With a laptop full of cheap riffs and a snarling absurdist take on societal ills Sleaford Mods are carving out their own path, veering away from the distractions of the circus. AndrewFearn provides the backing tracks, bouncing on his heels likethe last raver standing whilst Jason Williamson hits himself in the head, spewing a shamanic form of poetic tourettes into themic. Williamson doesn’t do heartfelt vowel sounds which have become the staple chorus of stadium acts. Instead, he barks out venomous and surreal rhyme schemes that hit you in the gut.
The crowd tonight are a mixture of oddballs, football heads and gurning casualties of all ages. It’s striking how many words people know and there’s a cathartic feeling in the room as people scream along with all the passion and belief of the voiceless finding a voice.
The set draws heavily from their last two albums and every track is an anthemic, social vignette which grips you with its realism. Very few people have captured the minutiae of modern life as vehemently as this before.

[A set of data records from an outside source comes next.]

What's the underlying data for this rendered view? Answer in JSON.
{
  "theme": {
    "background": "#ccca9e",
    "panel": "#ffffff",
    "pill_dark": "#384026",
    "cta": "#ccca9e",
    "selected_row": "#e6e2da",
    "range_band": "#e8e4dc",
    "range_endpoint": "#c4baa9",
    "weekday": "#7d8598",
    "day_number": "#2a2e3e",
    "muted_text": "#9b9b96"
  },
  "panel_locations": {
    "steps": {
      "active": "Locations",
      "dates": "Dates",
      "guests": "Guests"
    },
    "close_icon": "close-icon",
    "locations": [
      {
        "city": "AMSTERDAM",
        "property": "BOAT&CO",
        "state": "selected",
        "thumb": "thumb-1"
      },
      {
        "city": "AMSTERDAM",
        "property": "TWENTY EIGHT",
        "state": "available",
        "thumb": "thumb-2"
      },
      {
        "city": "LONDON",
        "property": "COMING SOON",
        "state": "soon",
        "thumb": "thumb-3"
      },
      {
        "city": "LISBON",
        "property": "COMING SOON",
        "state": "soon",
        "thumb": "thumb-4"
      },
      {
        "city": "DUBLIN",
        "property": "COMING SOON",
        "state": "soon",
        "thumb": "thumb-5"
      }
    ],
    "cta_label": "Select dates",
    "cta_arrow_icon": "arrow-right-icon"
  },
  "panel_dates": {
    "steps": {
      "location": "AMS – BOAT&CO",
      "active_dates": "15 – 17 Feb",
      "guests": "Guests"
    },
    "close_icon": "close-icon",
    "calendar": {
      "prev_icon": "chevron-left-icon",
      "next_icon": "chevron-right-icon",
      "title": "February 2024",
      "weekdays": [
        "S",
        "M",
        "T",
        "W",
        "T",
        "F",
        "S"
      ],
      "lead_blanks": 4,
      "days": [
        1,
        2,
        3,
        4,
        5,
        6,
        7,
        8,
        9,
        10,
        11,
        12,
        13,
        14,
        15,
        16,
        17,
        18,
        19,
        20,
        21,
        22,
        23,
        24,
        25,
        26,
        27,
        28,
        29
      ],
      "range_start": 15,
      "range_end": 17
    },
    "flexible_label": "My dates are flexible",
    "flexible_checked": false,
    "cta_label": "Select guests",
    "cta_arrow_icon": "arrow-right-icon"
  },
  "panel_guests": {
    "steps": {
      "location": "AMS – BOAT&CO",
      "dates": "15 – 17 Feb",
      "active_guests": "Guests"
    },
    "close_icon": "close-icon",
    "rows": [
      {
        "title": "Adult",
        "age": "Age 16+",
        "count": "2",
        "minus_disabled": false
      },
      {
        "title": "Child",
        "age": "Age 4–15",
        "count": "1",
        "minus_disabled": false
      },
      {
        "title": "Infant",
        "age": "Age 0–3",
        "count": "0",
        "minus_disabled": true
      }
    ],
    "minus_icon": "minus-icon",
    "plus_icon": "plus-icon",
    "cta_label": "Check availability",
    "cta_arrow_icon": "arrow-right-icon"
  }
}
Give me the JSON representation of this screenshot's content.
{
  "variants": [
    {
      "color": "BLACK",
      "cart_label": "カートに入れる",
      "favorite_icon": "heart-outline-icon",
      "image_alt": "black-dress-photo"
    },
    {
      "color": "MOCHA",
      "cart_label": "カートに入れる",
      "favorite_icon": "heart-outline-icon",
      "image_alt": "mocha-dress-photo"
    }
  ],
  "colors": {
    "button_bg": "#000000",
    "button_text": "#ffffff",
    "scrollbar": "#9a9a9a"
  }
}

Sleaford Mods make music which does not concern itself with trends, money or befriending mediocrity. They are the antithesis of what the industry would deem as relevant. They’re in their early forties for a start and self released their first five albums to little fanfare. The sixth and seventh,Austerity Dogs and Divide and Exit have certainly pricked people’s attention though.
Whereas most young bands don’t last an album let alone hone their sound before being dropped after they’ve turned a profit, this Nottingham duo have slogged it out till they’ve become impossible to ignore. They are the crystallisation of a two decade bender, years of shit jobs and various musical culde sacs which have sharpened their sense of purpose. So muchso, that they cut through bullshit with the expertise of people who’ve had to crawl through it firsthand.
They have a fierce intelligence that will threaten people who are used to an idea of the lower orders being oiks on reality and talent shows, a form of harmless vaudeville entertainment viewed from a safe distance. Horrified that drug addled scroungers are given a platform to air their grubby little grievances. They shake the cage that others are content to decorate.
The puppeteers of popular culture are about as accurate at capturing the public mood as a City of London think tank and yet they still pull the strings. It may be foolish optimism after seeing both the Fat White Family and Sleaford Mods in one week but I’m willing to jinx it and whisper that the tide is turning. If bands like this can gain traction then there is hope.
Time will tell if Britain rediscovers its radical musical past any time soon, in the meantime Sleaford Modswill continue to carry the torch and keep the faith.
All words by Nathan McIlroy. More writing by Nathan can be found at his author’s archive.